ACTIVITY: Set all of the entries down again precisely as they are written.

[Source records]
○ ○ ○
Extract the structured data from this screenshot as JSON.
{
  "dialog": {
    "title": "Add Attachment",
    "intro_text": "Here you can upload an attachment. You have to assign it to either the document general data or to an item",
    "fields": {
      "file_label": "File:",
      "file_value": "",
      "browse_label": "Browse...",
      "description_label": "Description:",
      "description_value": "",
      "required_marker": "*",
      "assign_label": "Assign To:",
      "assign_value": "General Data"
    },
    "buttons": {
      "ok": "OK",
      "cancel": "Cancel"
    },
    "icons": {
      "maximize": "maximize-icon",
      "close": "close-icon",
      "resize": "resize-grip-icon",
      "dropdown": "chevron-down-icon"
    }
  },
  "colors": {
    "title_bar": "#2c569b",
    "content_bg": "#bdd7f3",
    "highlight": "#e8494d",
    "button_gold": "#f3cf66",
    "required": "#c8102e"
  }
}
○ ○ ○
TASK RESULT:
Extract the structured data from this screenshot as JSON.
{
  "dialog": {
    "title": "Add Attachment",
    "intro_text": "Here you can upload an attachment. You have to assign it to either the document general data or to an item",
    "fields": {
      "file_label": "File:",
      "file_value": "",
      "browse_label": "Browse...",
      "description_label": "Description:",
      "description_value": "",
      "required_marker": "*",
      "assign_label": "Assign To:",
      "assign_value": "General Data"
    },
    "buttons": {
      "ok": "OK",
      "cancel": "Cancel"
    },
    "icons": {
      "maximize": "maximize-icon",
      "close": "close-icon",
      "resize": "resize-grip-icon",
      "dropdown": "chevron-down-icon"
    }
  },
  "colors": {
    "title_bar": "#2c569b",
    "content_bg": "#bdd7f3",
    "highlight": "#e8494d",
    "button_gold": "#f3cf66",
    "required": "#c8102e"
  }
}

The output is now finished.